## [Goal of the exercise]
Identify, in the records below, every line where the string "this" appears, and copy each such line.

──────── Information shown ────────

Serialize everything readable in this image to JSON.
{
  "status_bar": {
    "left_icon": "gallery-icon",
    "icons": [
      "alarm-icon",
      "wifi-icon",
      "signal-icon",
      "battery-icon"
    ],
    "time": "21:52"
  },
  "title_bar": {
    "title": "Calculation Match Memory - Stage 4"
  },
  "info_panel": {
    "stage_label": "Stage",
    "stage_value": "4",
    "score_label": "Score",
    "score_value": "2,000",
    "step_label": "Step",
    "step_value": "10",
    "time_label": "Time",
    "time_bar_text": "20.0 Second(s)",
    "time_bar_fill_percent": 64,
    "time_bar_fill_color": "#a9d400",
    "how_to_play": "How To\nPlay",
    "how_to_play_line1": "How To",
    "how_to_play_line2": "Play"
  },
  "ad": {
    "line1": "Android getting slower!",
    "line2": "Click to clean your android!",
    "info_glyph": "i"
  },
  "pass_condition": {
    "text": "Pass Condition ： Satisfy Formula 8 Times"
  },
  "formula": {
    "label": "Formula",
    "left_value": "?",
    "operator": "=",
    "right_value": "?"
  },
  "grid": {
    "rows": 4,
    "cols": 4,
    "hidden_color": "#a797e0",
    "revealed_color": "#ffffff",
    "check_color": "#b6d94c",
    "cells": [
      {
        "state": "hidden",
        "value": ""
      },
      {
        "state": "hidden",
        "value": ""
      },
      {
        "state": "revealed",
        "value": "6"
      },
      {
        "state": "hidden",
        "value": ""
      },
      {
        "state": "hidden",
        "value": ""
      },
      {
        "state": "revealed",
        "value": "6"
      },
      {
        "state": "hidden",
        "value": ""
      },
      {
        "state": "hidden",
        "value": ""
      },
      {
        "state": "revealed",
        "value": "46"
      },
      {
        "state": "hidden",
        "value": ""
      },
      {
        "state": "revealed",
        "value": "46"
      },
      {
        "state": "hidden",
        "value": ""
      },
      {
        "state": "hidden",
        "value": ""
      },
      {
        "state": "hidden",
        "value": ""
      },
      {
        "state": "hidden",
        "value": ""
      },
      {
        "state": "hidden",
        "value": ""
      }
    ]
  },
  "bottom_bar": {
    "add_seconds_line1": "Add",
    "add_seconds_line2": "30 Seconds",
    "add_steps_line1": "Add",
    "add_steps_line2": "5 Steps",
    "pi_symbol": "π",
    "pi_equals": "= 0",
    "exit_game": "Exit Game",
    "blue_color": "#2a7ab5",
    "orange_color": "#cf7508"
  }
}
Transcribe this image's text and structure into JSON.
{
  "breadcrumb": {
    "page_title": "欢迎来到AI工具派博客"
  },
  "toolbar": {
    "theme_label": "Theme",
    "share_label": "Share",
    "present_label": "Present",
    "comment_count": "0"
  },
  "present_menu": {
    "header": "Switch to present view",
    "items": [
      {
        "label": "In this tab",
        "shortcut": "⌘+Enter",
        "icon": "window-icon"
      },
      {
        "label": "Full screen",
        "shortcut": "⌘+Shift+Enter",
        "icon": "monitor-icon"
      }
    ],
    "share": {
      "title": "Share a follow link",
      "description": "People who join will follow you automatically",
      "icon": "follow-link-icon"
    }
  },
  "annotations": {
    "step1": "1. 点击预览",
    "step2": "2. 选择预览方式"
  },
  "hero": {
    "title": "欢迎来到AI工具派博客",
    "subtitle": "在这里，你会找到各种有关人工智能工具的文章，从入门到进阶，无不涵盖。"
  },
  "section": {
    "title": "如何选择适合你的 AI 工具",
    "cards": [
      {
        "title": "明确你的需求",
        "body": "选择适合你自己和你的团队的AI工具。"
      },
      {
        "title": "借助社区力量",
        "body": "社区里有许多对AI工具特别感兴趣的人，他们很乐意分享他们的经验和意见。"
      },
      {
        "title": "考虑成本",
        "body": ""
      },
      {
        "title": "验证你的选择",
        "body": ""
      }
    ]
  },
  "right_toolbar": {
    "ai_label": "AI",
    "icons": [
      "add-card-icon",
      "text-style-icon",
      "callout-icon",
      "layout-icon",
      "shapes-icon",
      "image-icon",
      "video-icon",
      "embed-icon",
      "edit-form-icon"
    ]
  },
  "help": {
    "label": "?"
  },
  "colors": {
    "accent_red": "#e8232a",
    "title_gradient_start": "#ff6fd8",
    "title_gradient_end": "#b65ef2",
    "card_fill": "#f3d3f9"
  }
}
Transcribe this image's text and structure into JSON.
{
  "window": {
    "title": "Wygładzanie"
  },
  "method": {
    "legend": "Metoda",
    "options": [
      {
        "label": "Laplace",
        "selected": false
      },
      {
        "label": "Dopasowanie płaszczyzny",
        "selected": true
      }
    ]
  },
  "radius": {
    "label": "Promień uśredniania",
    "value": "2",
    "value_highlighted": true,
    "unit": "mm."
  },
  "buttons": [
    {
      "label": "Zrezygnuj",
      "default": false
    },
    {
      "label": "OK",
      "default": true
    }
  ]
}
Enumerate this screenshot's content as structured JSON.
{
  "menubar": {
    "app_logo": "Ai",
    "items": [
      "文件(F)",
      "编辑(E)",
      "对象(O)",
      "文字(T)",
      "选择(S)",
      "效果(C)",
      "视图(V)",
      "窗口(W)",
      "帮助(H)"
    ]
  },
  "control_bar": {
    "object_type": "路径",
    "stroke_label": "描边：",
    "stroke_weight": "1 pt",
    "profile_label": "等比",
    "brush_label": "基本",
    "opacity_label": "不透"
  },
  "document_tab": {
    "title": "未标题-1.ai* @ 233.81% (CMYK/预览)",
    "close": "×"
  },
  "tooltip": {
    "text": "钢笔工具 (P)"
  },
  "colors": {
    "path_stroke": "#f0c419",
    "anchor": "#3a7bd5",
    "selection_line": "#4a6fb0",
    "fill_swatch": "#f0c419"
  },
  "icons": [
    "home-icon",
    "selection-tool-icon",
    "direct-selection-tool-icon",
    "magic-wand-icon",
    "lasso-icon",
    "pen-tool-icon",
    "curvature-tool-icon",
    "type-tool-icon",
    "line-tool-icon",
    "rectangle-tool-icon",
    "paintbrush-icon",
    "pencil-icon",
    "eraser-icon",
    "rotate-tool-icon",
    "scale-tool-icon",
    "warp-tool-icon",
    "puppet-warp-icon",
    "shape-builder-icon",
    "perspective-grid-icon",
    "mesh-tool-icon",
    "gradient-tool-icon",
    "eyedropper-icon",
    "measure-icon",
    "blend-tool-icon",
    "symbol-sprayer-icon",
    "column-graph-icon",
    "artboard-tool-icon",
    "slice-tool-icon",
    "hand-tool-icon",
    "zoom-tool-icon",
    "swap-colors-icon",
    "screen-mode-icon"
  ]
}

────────

## [Completed task]
Serialize everything readable in this image to JSON.
Transcribe this image's text and structure into JSON.
        "label": "In this tab",
Transcribe this image's text and structure into JSON.
Enumerate this screenshot's content as structured JSON.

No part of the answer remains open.